If only The Owl could borrow Harry Potter's invisibility cloak for the next few days. Of course, The Owl would not need Harry's Zoom Zoom broom to fly to Indianapolis for the combines currently being conducted, but that invisibility cloak would allow me to be the proverbial fly on the wall when general manager Phil Savage and head coach Romeo Crennel interrogate potential draftees.
Certainly, this is not the first time Savage and Crennel have interviewed players at the combines. But it is the first time they have been in charge.
Savage became the first general manager of the reborn Browns Jan. 7. Crennel has been on the job a little more than two weeks. Crennel has been trying to assess the talent on the Browns while at the same time trying to form his coaching staff. Fortunately, Savage was grading the players on his own even as Crennel was busy as defensive coordinator of the Patriots, preparing for New England's third Super Bowl in four years. Phil practically had the whole roster weighed and measured before Crennel took office. It did not take long to discover Jeff Garcia did not belong.
Garcia was officially whacked Tuesday. Let's hear it for cleaning up someone else's mistake!
Crennel has made it clear he trusts Savage's judgment. And though teams always talk about taking the best player available in the draft, obviously it is imperative Crennel and Savage know exactly what they have in the cupboard at home as they the college meat on display in Indy.

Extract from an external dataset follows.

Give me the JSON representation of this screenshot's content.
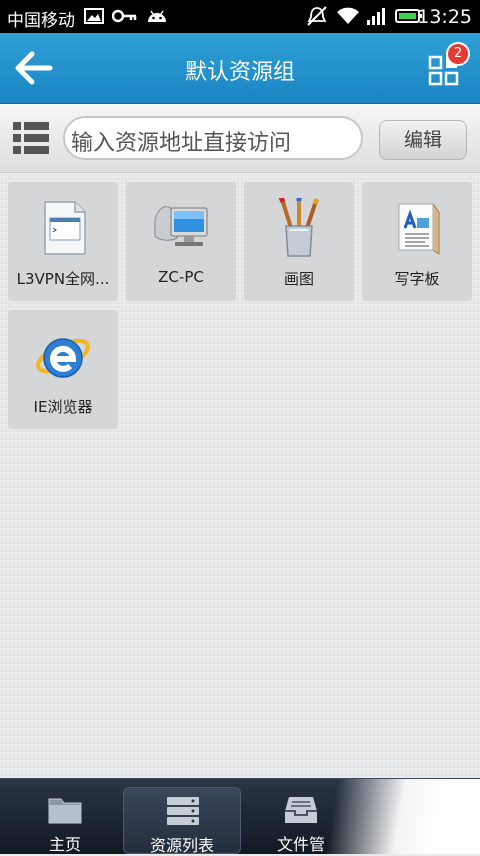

"I think in some ways it was somewhat of an advantage for me to be here three or four weeks (before Crennel was hired) because I had the opportunity to interview most everyone in the building and find out what went wrong," Savage said. "It gave me a chance to watch a number of the games. I did not watch all 16. I would not be a very good personnel man if I had to watch 16 games on every single player to determine whether they're good.
"We've assessed the free agency market. It's not as if Romeo and I are starting with a blank sheet of paper and not knowing what direction we're going."
Savage would not detail his assessment of the current Browns nor talk specifically about what he is looking at during the combines. Of course, the Browns scouts, and Savage while he was with the Ravens before being hired by the Browns, already accumulated volumes of reports on potential draft choices they are seeing in Indianapolis. The combines give teams a chance to measure player against player in the same setting and interview the player separately.
"There is such a fine line in the NFL," Savage said. "When you break down New England individually you say, ‘These guys aren't that good,' but when you look at them as a collective team, they're outstanding.
"I think if we can get the right chemistry going, get Romeo and I in lock-step marching toward the same goal, which I think we'll be able to do – there are players here that can help us win. There are players that can't help us win."
From everything The Owl has heard, running back is the strongest area of the draft and an area Savage and Crennel should scrutinize closely in the draft. The Browns have three running backs on the roster – William Green, Lee Suggs and Adimchinobe Echemandu. Do any of the three fit what Crennel wants in a running back? The answer could be no.
Conventional wisdom says the Browns would help themselves best by trading the third pick, and everyone knows the offensive line is the weakest area of the team. But if Savage can't make a deal and doesn't believe one of the tackles is worth the third pick, he could walk away from the combine thinking that the best use of the third pick would be one of the running backs.
Crennel trusts Savage. Getting a 230-pound bruising back wouldn't be a bad way to start the new alliance.